**WHAT THIS TASK INVOLVES**
An exact copy of the data is required, with no pictures in it.

**Items from an interface collection**

___

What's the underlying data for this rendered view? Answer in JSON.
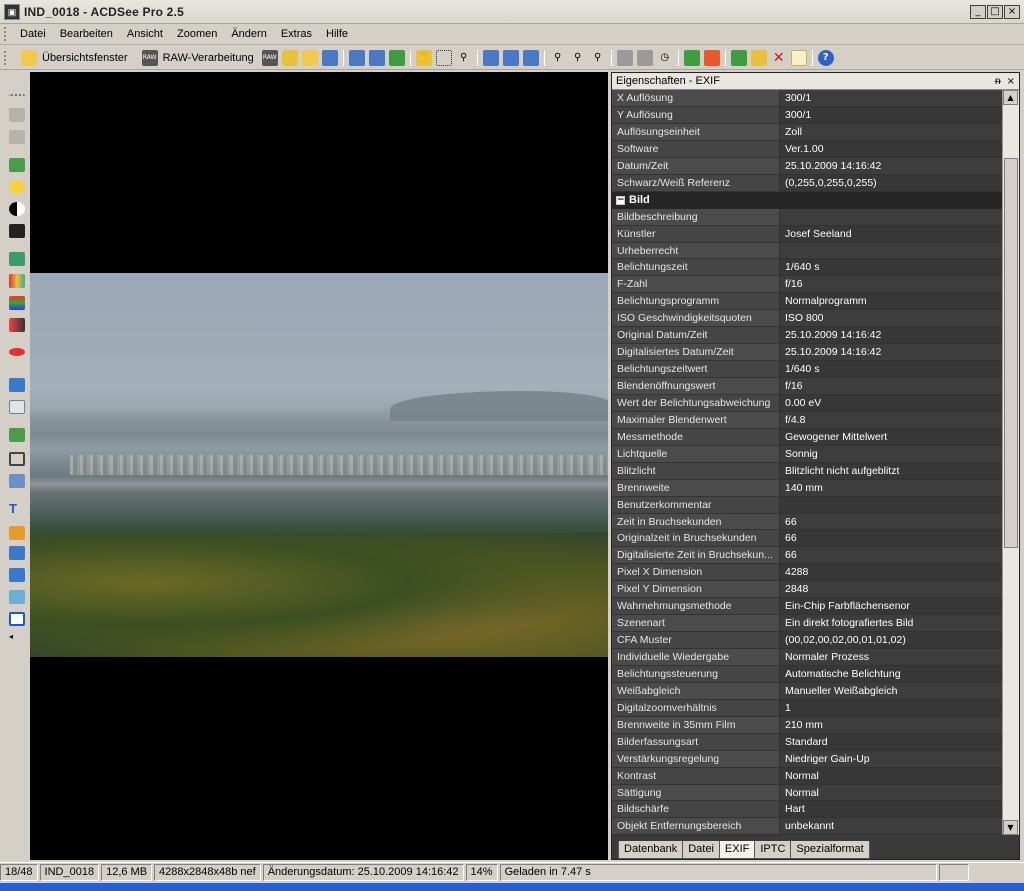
{
  "window": {
    "title": "IND_0018 - ACDSee Pro 2.5",
    "app_icon": "acdsee-icon",
    "buttons": [
      "_",
      "□",
      "×"
    ]
  },
  "menu": [
    "Datei",
    "Bearbeiten",
    "Ansicht",
    "Zoomen",
    "Ändern",
    "Extras",
    "Hilfe"
  ],
  "toolbar": {
    "overview_label": "Übersichtsfenster",
    "raw_label": "RAW-Verarbeitung"
  },
  "panel": {
    "title": "Eigenschaften - EXIF",
    "pin": "ᵰ",
    "close": "×",
    "section_bild": "Bild",
    "rows_top": [
      {
        "k": "X Auflösung",
        "v": "300/1"
      },
      {
        "k": "Y Auflösung",
        "v": "300/1"
      },
      {
        "k": "Auflösungseinheit",
        "v": "Zoll"
      },
      {
        "k": "Software",
        "v": "Ver.1.00"
      },
      {
        "k": "Datum/Zeit",
        "v": "25.10.2009 14:16:42"
      },
      {
        "k": "Schwarz/Weiß Referenz",
        "v": "(0,255,0,255,0,255)"
      }
    ],
    "rows_bild": [
      {
        "k": "Bildbeschreibung",
        "v": ""
      },
      {
        "k": "Künstler",
        "v": "Josef Seeland"
      },
      {
        "k": "Urheberrecht",
        "v": ""
      },
      {
        "k": "Belichtungszeit",
        "v": "1/640 s"
      },
      {
        "k": "F-Zahl",
        "v": "f/16"
      },
      {
        "k": "Belichtungsprogramm",
        "v": "Normalprogramm"
      },
      {
        "k": "ISO Geschwindigkeitsquoten",
        "v": "ISO 800"
      },
      {
        "k": "Original Datum/Zeit",
        "v": "25.10.2009 14:16:42"
      },
      {
        "k": "Digitalisiertes Datum/Zeit",
        "v": "25.10.2009 14:16:42"
      },
      {
        "k": "Belichtungszeitwert",
        "v": "1/640 s"
      },
      {
        "k": "Blendenöffnungswert",
        "v": "f/16"
      },
      {
        "k": "Wert der Belichtungsabweichung",
        "v": "0.00 eV"
      },
      {
        "k": "Maximaler Blendenwert",
        "v": "f/4.8"
      },
      {
        "k": "Messmethode",
        "v": "Gewogener Mittelwert"
      },
      {
        "k": "Lichtquelle",
        "v": "Sonnig"
      },
      {
        "k": "Blitzlicht",
        "v": "Blitzlicht nicht aufgeblitzt"
      },
      {
        "k": "Brennweite",
        "v": "140 mm"
      },
      {
        "k": "Benutzerkommentar",
        "v": ""
      },
      {
        "k": "Zeit in Bruchsekunden",
        "v": "66"
      },
      {
        "k": "Originalzeit in Bruchsekunden",
        "v": "66"
      },
      {
        "k": "Digitalisierte Zeit in Bruchsekun...",
        "v": "66"
      },
      {
        "k": "Pixel X Dimension",
        "v": "4288"
      },
      {
        "k": "Pixel Y Dimension",
        "v": "2848"
      },
      {
        "k": "Wahrnehmungsmethode",
        "v": "Ein-Chip Farbflächensenor"
      },
      {
        "k": "Szenenart",
        "v": "Ein direkt fotografiertes Bild"
      },
      {
        "k": "CFA Muster",
        "v": "(00,02,00,02,00,01,01,02)"
      },
      {
        "k": "Individuelle Wiedergabe",
        "v": "Normaler Prozess"
      },
      {
        "k": "Belichtungssteuerung",
        "v": "Automatische Belichtung"
      },
      {
        "k": "Weißabgleich",
        "v": "Manueller Weißabgleich"
      },
      {
        "k": "Digitalzoomverhältnis",
        "v": "1"
      },
      {
        "k": "Brennweite in 35mm Film",
        "v": "210 mm"
      },
      {
        "k": "Bilderfassungsart",
        "v": "Standard"
      },
      {
        "k": "Verstärkungsregelung",
        "v": "Niedriger Gain-Up"
      },
      {
        "k": "Kontrast",
        "v": "Normal"
      },
      {
        "k": "Sättigung",
        "v": "Normal"
      },
      {
        "k": "Bildschärfe",
        "v": "Hart"
      },
      {
        "k": "Objekt Entfernungsbereich",
        "v": "unbekannt"
      }
    ],
    "tabs": [
      "Datenbank",
      "Datei",
      "EXIF",
      "IPTC",
      "Spezialformat"
    ],
    "active_tab": "EXIF"
  },
  "status": {
    "index": "18/48",
    "filename": "IND_0018",
    "size": "12,6 MB",
    "dims": "4288x2848x48b nef",
    "modified": "Änderungsdatum: 25.10.2009 14:16:42",
    "zoom": "14%",
    "loaded": "Geladen in 7.47 s"
  }
}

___

**YOUR RESPONSE**
What's the underlying data for this rendered view? Answer in JSON.
{
  "window": {
    "title": "IND_0018 - ACDSee Pro 2.5",
    "app_icon": "acdsee-icon",
    "buttons": [
      "_",
      "□",
      "×"
    ]
  },
  "menu": [
    "Datei",
    "Bearbeiten",
    "Ansicht",
    "Zoomen",
    "Ändern",
    "Extras",
    "Hilfe"
  ],
  "toolbar": {
    "overview_label": "Übersichtsfenster",
    "raw_label": "RAW-Verarbeitung"
  },
  "panel": {
    "title": "Eigenschaften - EXIF",
    "pin": "ᵰ",
    "close": "×",
    "section_bild": "Bild",
    "rows_top": [
      {
        "k": "X Auflösung",
        "v": "300/1"
      },
      {
        "k": "Y Auflösung",
        "v": "300/1"
      },
      {
        "k": "Auflösungseinheit",
        "v": "Zoll"
      },
      {
        "k": "Software",
        "v": "Ver.1.00"
      },
      {
        "k": "Datum/Zeit",
        "v": "25.10.2009 14:16:42"
      },
      {
        "k": "Schwarz/Weiß Referenz",
        "v": "(0,255,0,255,0,255)"
      }
    ],
    "rows_bild": [
      {
        "k": "Bildbeschreibung",
        "v": ""
      },
      {
        "k": "Künstler",
        "v": "Josef Seeland"
      },
      {
        "k": "Urheberrecht",
        "v": ""
      },
      {
        "k": "Belichtungszeit",
        "v": "1/640 s"
      },
      {
        "k": "F-Zahl",
        "v": "f/16"
      },
      {
        "k": "Belichtungsprogramm",
        "v": "Normalprogramm"
      },
      {
        "k": "ISO Geschwindigkeitsquoten",
        "v": "ISO 800"
      },
      {
        "k": "Original Datum/Zeit",
        "v": "25.10.2009 14:16:42"
      },
      {
        "k": "Digitalisiertes Datum/Zeit",
        "v": "25.10.2009 14:16:42"
      },
      {
        "k": "Belichtungszeitwert",
        "v": "1/640 s"
      },
      {
        "k": "Blendenöffnungswert",
        "v": "f/16"
      },
      {
        "k": "Wert der Belichtungsabweichung",
        "v": "0.00 eV"
      },
      {
        "k": "Maximaler Blendenwert",
        "v": "f/4.8"
      },
      {
        "k": "Messmethode",
        "v": "Gewogener Mittelwert"
      },
      {
        "k": "Lichtquelle",
        "v": "Sonnig"
      },
      {
        "k": "Blitzlicht",
        "v": "Blitzlicht nicht aufgeblitzt"
      },
      {
        "k": "Brennweite",
        "v": "140 mm"
      },
      {
        "k": "Benutzerkommentar",
        "v": ""
      },
      {
        "k": "Zeit in Bruchsekunden",
        "v": "66"
      },
      {
        "k": "Originalzeit in Bruchsekunden",
        "v": "66"
      },
      {
        "k": "Digitalisierte Zeit in Bruchsekun...",
        "v": "66"
      },
      {
        "k": "Pixel X Dimension",
        "v": "4288"
      },
      {
        "k": "Pixel Y Dimension",
        "v": "2848"
      },
      {
        "k": "Wahrnehmungsmethode",
        "v": "Ein-Chip Farbflächensenor"
      },
      {
        "k": "Szenenart",
        "v": "Ein direkt fotografiertes Bild"
      },
      {
        "k": "CFA Muster",
        "v": "(00,02,00,02,00,01,01,02)"
      },
      {
        "k": "Individuelle Wiedergabe",
        "v": "Normaler Prozess"
      },
      {
        "k": "Belichtungssteuerung",
        "v": "Automatische Belichtung"
      },
      {
        "k": "Weißabgleich",
        "v": "Manueller Weißabgleich"
      },
      {
        "k": "Digitalzoomverhältnis",
        "v": "1"
      },
      {
        "k": "Brennweite in 35mm Film",
        "v": "210 mm"
      },
      {
        "k": "Bilderfassungsart",
        "v": "Standard"
      },
      {
        "k": "Verstärkungsregelung",
        "v": "Niedriger Gain-Up"
      },
      {
        "k": "Kontrast",
        "v": "Normal"
      },
      {
        "k": "Sättigung",
        "v": "Normal"
      },
      {
        "k": "Bildschärfe",
        "v": "Hart"
      },
      {
        "k": "Objekt Entfernungsbereich",
        "v": "unbekannt"
      }
    ],
    "tabs": [
      "Datenbank",
      "Datei",
      "EXIF",
      "IPTC",
      "Spezialformat"
    ],
    "active_tab": "EXIF"
  },
  "status": {
    "index": "18/48",
    "filename": "IND_0018",
    "size": "12,6 MB",
    "dims": "4288x2848x48b nef",
    "modified": "Änderungsdatum: 25.10.2009 14:16:42",
    "zoom": "14%",
    "loaded": "Geladen in 7.47 s"
  }
}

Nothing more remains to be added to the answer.